Scott Cleland mentions that His Eminence, Sir Timothy Berners-Lee will testify before Congressman Ed Markey’s House subcommittee on Telecommunications, the Internet, and Shameless Pandering to the Conspiracy Nuts Thursday. Markey has an ambitious agenda:
In a wide-ranging conversation yesterday, Markey laid out a broad telecom agenda that could pit him against the telephone and cable companies — expressing interest in “paranoia-inducing alternatives” like municipal broadband projects and wireless carriers that could pose a competitive threat to cable and telephone companies and push them to innovate.
He stressed that network neutrality — an initiative to ensure that the Internet does not become a two-tiered system in which some companies pay fees for priority access –will likely dominate the discussion over the next two years.

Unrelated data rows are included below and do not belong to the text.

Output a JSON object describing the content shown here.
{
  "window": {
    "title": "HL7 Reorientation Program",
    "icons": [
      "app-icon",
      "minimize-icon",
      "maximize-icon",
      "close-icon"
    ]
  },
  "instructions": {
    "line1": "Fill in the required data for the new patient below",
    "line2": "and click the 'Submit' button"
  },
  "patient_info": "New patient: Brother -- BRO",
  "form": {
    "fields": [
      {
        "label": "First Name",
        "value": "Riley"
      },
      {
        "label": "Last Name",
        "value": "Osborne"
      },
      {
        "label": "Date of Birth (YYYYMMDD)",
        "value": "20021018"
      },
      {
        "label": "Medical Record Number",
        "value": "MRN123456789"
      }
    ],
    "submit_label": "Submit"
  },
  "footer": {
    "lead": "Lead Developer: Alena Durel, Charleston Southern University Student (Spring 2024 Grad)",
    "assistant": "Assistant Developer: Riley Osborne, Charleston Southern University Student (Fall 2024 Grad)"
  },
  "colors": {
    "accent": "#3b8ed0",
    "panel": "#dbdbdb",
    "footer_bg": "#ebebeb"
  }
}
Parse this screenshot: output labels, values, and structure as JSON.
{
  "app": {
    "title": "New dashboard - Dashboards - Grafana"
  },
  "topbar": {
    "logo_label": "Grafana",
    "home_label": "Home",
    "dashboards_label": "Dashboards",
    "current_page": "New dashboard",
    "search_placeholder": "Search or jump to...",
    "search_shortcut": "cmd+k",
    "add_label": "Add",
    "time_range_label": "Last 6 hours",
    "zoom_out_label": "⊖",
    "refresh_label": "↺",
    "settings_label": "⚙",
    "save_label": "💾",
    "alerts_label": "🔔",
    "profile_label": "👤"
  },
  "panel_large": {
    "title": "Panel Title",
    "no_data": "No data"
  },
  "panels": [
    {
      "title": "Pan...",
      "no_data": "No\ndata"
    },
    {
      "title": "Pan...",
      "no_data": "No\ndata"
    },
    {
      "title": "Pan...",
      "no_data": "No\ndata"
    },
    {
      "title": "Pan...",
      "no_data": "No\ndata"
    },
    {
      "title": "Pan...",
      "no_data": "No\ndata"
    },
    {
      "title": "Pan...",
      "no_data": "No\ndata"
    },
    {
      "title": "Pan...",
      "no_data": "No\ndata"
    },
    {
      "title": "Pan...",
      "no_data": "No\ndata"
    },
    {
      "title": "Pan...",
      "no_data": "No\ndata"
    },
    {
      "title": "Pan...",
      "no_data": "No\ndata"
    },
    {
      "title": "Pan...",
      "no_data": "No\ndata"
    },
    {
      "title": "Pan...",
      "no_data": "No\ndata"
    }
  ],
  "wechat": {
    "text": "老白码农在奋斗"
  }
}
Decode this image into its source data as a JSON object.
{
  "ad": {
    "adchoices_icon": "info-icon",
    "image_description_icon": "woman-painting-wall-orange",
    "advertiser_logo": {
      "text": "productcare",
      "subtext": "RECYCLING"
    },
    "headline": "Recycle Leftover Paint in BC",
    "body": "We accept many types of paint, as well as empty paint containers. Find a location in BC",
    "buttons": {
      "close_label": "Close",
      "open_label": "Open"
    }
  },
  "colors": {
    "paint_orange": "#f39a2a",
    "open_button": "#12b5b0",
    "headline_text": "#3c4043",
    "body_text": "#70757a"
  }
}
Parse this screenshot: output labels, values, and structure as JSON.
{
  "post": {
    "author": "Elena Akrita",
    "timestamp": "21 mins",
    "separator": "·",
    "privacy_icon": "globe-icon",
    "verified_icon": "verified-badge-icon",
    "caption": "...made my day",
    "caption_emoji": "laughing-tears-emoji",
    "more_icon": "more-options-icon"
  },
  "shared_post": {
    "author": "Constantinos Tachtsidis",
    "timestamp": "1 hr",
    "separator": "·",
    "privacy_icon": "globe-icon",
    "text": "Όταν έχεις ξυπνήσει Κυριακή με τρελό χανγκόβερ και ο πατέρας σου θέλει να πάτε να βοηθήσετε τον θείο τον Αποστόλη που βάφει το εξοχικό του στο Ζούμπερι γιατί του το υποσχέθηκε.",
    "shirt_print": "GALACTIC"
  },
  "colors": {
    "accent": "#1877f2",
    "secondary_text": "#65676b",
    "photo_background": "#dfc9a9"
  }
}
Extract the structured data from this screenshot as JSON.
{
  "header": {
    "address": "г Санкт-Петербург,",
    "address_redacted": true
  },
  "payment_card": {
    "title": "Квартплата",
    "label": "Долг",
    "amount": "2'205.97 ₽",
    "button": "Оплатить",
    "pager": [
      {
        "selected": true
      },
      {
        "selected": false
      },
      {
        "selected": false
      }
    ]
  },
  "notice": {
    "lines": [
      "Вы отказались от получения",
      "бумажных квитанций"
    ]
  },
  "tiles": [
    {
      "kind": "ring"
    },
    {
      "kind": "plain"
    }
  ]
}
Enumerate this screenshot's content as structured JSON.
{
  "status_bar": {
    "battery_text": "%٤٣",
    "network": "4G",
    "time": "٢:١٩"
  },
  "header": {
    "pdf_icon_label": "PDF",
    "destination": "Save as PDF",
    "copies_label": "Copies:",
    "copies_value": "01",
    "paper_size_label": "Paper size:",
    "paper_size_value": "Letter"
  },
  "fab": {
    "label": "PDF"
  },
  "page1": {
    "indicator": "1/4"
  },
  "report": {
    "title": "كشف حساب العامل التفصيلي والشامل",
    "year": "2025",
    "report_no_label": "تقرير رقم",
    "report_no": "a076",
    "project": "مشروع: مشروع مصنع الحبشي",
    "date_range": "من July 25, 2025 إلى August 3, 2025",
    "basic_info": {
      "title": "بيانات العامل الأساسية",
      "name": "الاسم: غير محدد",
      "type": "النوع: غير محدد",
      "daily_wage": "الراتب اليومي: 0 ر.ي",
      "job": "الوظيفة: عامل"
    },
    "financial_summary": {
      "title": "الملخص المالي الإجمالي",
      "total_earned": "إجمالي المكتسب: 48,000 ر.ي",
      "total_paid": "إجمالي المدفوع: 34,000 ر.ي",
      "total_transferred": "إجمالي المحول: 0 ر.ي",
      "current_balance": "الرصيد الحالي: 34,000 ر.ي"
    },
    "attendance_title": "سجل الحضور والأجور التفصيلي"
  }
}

Innovations such as the Web browser, search engines, and the Internet did not emerge from large established companies, and forcing firms to pay more to reach users would stifle creativity, he said.
It’s a position that puts him at odds with major industry players.
Primarily, this position puts him at odds with reality. Was the Web browser actually an innovation that didn’t come from a large established company? Well, given the creation of a web by the interconnection of hyperlinks in documents on the Internet, the browser was more a requirement than an innovation, and hyperlinks were actually first implemented in research labs funded by large enterprises, many private and some public. The first web browser that was fully-functional was produced by Microsoft, so that’s one error. The first search engine that was worth spit was Alta Vista, produced by Digital Equipment Corporation, so that’s two. And the Internet itself was produced by contractors working for the biggest enterprise of all, the United States government, so there’s error number three.
And where did the key technologies upon which the Internet was based come from? The transistor, the high speed data link, the modem, the digital modem and the Unix operating system were all produced by researchers at Bell Labs, part of the world’s most evil monopoly, so oops again. And the personal computers that made the Internet necessary were created by IBM and Intel, using technologies developed by Xerox. So where is this yarn of the virtuous little guys innovating like crazy while the dinosaurs slept really coming from? It’s nothing more than a cheap fantasy.
Now I don’t really expect politicians to be historians of technology, and to actually understand the things they regulate. But they do have people on staff who are supposed to keep them from saying stupid things, and it’s abundantly clear that Markey’s aren’t cutting it.
The hearing will be a real knee-slapper if Markey’s people can’t keep his mouth in check, and history suggests they’re bound to fail.
But we’ll see what tomorrow brings.